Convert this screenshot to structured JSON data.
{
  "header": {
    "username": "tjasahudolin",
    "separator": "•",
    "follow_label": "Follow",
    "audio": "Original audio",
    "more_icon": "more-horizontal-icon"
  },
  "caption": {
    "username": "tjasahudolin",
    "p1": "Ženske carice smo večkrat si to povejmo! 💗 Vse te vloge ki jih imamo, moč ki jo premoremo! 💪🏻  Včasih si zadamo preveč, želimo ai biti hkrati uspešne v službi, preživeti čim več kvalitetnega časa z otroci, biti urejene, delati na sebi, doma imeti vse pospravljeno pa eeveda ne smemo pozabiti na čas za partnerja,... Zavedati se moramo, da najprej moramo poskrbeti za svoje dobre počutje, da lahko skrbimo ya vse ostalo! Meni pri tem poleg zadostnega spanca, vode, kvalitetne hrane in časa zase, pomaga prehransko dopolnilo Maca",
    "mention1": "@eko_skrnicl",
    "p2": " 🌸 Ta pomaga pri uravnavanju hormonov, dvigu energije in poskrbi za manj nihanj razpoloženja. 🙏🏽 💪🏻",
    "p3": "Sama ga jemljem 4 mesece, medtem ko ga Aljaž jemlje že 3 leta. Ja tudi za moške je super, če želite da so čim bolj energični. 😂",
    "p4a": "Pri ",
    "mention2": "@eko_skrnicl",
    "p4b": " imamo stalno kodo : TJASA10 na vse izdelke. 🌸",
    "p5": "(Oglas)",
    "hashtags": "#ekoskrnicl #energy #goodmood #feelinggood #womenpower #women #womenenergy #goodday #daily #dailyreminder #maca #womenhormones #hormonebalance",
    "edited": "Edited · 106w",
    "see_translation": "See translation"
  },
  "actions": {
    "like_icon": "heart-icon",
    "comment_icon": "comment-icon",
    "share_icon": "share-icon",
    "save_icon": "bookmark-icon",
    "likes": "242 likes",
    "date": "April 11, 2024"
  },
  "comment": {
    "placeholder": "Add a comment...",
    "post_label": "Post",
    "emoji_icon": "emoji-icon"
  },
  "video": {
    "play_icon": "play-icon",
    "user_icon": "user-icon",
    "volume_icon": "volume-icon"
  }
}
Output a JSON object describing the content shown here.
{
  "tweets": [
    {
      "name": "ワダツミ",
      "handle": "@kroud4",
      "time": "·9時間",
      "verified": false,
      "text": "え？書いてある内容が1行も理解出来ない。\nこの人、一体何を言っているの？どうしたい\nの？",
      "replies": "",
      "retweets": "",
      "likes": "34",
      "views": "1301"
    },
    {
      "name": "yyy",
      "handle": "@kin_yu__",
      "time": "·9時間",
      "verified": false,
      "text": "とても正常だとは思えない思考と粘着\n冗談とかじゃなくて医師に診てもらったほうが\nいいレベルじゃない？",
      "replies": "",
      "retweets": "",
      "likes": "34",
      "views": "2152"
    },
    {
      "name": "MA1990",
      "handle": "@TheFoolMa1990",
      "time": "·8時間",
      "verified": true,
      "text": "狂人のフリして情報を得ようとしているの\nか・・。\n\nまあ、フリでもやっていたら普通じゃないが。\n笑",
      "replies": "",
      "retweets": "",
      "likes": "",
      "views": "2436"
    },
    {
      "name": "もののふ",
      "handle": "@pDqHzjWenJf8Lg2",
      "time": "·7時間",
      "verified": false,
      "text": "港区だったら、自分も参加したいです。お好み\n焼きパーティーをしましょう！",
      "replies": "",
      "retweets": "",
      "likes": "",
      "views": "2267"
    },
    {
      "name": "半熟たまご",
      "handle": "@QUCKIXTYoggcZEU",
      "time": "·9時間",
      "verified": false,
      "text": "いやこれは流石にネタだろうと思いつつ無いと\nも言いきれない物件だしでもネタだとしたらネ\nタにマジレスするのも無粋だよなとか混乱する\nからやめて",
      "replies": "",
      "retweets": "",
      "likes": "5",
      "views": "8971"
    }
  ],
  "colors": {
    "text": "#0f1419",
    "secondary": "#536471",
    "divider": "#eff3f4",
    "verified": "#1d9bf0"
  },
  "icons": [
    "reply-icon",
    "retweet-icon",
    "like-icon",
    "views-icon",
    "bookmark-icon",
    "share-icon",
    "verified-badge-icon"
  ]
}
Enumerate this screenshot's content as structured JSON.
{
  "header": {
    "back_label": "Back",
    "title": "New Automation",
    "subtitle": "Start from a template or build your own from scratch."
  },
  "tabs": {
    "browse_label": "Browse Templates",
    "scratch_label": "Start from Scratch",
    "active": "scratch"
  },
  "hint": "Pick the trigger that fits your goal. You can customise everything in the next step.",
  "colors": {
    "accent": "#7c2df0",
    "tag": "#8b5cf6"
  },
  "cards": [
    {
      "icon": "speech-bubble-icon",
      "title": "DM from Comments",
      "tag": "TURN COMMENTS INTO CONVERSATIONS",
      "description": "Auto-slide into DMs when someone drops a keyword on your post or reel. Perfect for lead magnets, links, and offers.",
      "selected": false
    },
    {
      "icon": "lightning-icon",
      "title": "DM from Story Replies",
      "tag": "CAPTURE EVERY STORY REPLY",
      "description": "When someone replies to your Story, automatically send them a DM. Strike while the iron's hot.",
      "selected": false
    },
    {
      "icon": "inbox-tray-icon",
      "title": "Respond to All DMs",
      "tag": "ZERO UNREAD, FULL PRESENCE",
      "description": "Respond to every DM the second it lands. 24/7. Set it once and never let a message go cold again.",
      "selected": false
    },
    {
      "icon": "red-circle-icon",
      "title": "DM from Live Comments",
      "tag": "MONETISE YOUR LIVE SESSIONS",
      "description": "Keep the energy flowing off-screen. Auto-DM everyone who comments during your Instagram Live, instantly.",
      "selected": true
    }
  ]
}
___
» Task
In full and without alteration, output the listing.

» Answer to this task
Convert this screenshot to structured JSON data.
{
  "header": {
    "username": "tjasahudolin",
    "separator": "•",
    "follow_label": "Follow",
    "audio": "Original audio",
    "more_icon": "more-horizontal-icon"
  },
  "caption": {
    "username": "tjasahudolin",
    "p1": "Ženske carice smo večkrat si to povejmo! 💗 Vse te vloge ki jih imamo, moč ki jo premoremo! 💪🏻  Včasih si zadamo preveč, želimo ai biti hkrati uspešne v službi, preživeti čim več kvalitetnega časa z otroci, biti urejene, delati na sebi, doma imeti vse pospravljeno pa eeveda ne smemo pozabiti na čas za partnerja,... Zavedati se moramo, da najprej moramo poskrbeti za svoje dobre počutje, da lahko skrbimo ya vse ostalo! Meni pri tem poleg zadostnega spanca, vode, kvalitetne hrane in časa zase, pomaga prehransko dopolnilo Maca",
    "mention1": "@eko_skrnicl",
    "p2": " 🌸 Ta pomaga pri uravnavanju hormonov, dvigu energije in poskrbi za manj nihanj razpoloženja. 🙏🏽 💪🏻",
    "p3": "Sama ga jemljem 4 mesece, medtem ko ga Aljaž jemlje že 3 leta. Ja tudi za moške je super, če želite da so čim bolj energični. 😂",
    "p4a": "Pri ",
    "mention2": "@eko_skrnicl",
    "p4b": " imamo stalno kodo : TJASA10 na vse izdelke. 🌸",
    "p5": "(Oglas)",
    "hashtags": "#ekoskrnicl #energy #goodmood #feelinggood #womenpower #women #womenenergy #goodday #daily #dailyreminder #maca #womenhormones #hormonebalance",
    "edited": "Edited · 106w",
    "see_translation": "See translation"
  },
  "actions": {
    "like_icon": "heart-icon",
    "comment_icon": "comment-icon",
    "share_icon": "share-icon",
    "save_icon": "bookmark-icon",
    "likes": "242 likes",
    "date": "April 11, 2024"
  },
  "comment": {
    "placeholder": "Add a comment...",
    "post_label": "Post",
    "emoji_icon": "emoji-icon"
  },
  "video": {
    "play_icon": "play-icon",
    "user_icon": "user-icon",
    "volume_icon": "volume-icon"
  }
}
Output a JSON object describing the content shown here.
{
  "tweets": [
    {
      "name": "ワダツミ",
      "handle": "@kroud4",
      "time": "·9時間",
      "verified": false,
      "text": "え？書いてある内容が1行も理解出来ない。\nこの人、一体何を言っているの？どうしたい\nの？",
      "replies": "",
      "retweets": "",
      "likes": "34",
      "views": "1301"
    },
    {
      "name": "yyy",
      "handle": "@kin_yu__",
      "time": "·9時間",
      "verified": false,
      "text": "とても正常だとは思えない思考と粘着\n冗談とかじゃなくて医師に診てもらったほうが\nいいレベルじゃない？",
      "replies": "",
      "retweets": "",
      "likes": "34",
      "views": "2152"
    },
    {
      "name": "MA1990",
      "handle": "@TheFoolMa1990",
      "time": "·8時間",
      "verified": true,
      "text": "狂人のフリして情報を得ようとしているの\nか・・。\n\nまあ、フリでもやっていたら普通じゃないが。\n笑",
      "replies": "",
      "retweets": "",
      "likes": "",
      "views": "2436"
    },
    {
      "name": "もののふ",
      "handle": "@pDqHzjWenJf8Lg2",
      "time": "·7時間",
      "verified": false,
      "text": "港区だったら、自分も参加したいです。お好み\n焼きパーティーをしましょう！",
      "replies": "",
      "retweets": "",
      "likes": "",
      "views": "2267"
    },
    {
      "name": "半熟たまご",
      "handle": "@QUCKIXTYoggcZEU",
      "time": "·9時間",
      "verified": false,
      "text": "いやこれは流石にネタだろうと思いつつ無いと\nも言いきれない物件だしでもネタだとしたらネ\nタにマジレスするのも無粋だよなとか混乱する\nからやめて",
      "replies": "",
      "retweets": "",
      "likes": "5",
      "views": "8971"
    }
  ],
  "colors": {
    "text": "#0f1419",
    "secondary": "#536471",
    "divider": "#eff3f4",
    "verified": "#1d9bf0"
  },
  "icons": [
    "reply-icon",
    "retweet-icon",
    "like-icon",
    "views-icon",
    "bookmark-icon",
    "share-icon",
    "verified-badge-icon"
  ]
}
Enumerate this screenshot's content as structured JSON.
{
  "header": {
    "back_label": "Back",
    "title": "New Automation",
    "subtitle": "Start from a template or build your own from scratch."
  },
  "tabs": {
    "browse_label": "Browse Templates",
    "scratch_label": "Start from Scratch",
    "active": "scratch"
  },
  "hint": "Pick the trigger that fits your goal. You can customise everything in the next step.",
  "colors": {
    "accent": "#7c2df0",
    "tag": "#8b5cf6"
  },
  "cards": [
    {
      "icon": "speech-bubble-icon",
      "title": "DM from Comments",
      "tag": "TURN COMMENTS INTO CONVERSATIONS",
      "description": "Auto-slide into DMs when someone drops a keyword on your post or reel. Perfect for lead magnets, links, and offers.",
      "selected": false
    },
    {
      "icon": "lightning-icon",
      "title": "DM from Story Replies",
      "tag": "CAPTURE EVERY STORY REPLY",
      "description": "When someone replies to your Story, automatically send them a DM. Strike while the iron's hot.",
      "selected": false
    },
    {
      "icon": "inbox-tray-icon",
      "title": "Respond to All DMs",
      "tag": "ZERO UNREAD, FULL PRESENCE",
      "description": "Respond to every DM the second it lands. 24/7. Set it once and never let a message go cold again.",
      "selected": false
    },
    {
      "icon": "red-circle-icon",
      "title": "DM from Live Comments",
      "tag": "MONETISE YOUR LIVE SESSIONS",
      "description": "Keep the energy flowing off-screen. Auto-DM everyone who comments during your Instagram Live, instantly.",
      "selected": true
    }
  ]
}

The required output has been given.